Every year, the American Library Association (ALA) recognizes young librarians as Emerging Leaders. Of just 50 librarians selected nationwide, two of this year’s leaders are School of Communication and Information (SC&I) alumni. Fobazi Ettarh MLIS ’14 and Melody Townley MLIS ’13 were selected for this honor.
Townley said, “Being chosen as an Emerging Leader was one of my dream professional goals and this was the fourth time I had applied for the program.” Townley says that applicants are rarely chosen on their first try.
According to the ALA website, Emerging Leaders are the best and brightest in the industry. The honor is open to any librarian with fewer than five years of experience working at the professional level. As part of the Emerging Leaders program, Townley and Ettarh gain access to leadership, project-planning and network opportunities.

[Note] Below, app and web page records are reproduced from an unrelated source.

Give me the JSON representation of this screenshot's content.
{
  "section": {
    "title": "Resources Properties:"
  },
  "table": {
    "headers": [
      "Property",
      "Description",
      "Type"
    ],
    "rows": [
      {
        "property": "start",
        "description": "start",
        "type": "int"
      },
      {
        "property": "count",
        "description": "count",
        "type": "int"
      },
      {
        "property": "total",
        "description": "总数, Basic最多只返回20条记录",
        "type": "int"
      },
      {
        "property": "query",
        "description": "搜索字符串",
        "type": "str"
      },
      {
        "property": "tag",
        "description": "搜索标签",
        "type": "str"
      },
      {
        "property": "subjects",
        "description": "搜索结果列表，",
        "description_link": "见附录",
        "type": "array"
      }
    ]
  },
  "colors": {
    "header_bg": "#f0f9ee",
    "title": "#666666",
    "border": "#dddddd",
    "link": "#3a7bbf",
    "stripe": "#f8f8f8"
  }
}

Additionally, they participated in group projects at the ALA Midwinter Meeting. Ettarh’s group worked on the “Gay, Lesbian, Bisexual and Transgender Roundtable Archive.” This project worked to preserve libraries as places of intellectual freedom for all. Townley’s group worked on the “Transforming School Librarians into Advocates with AASL’s ESSA Workshop.”
Townley explains, “The American Association of School Librarians (AASL) had created a workshop about the Every Student Succeeds Act (ESSA). That is the latest legislation in school libraries… It highly recommends school librarians and uses language that directly references libraries and school librarians - but it stops just short of specifically requiring school librarians. So, AASL held a workshop, one in each state, to help school librarians understand what ESSA was, what the language said, and how they could advocate for themselves and their programs to receive funding at the district and state levels.”
Both Townley and Ettarh were sponsored for this award by groups their projects worked with. Townely was sponsored by the AASL. Ettarh was sponsored by the ALA Gay, Lesbian, Bisexual and Transgender Round Table. Their sponsorship meant financial support in attending ALA meetings and conferences.
Although Townley and Ettarh were not in the same concentration, they crossed paths at SC&I in the Library and Information Science Student Association (LISSA). Townley served as LISSA co-president for a term, and Ettarh served as LISSA secretary.
Townley said, “When I graduated the MLIS program, I was offered a job the day after graduation. And that job definitely gave me a pool of experiences to draw from to use both in my Emerging Leaders application and in my work as an Emerging Leader. So, the MLIS program absolutely prepared me for success in my role as an Emerging Leader.”
To learn more about the MLIS program, please click here.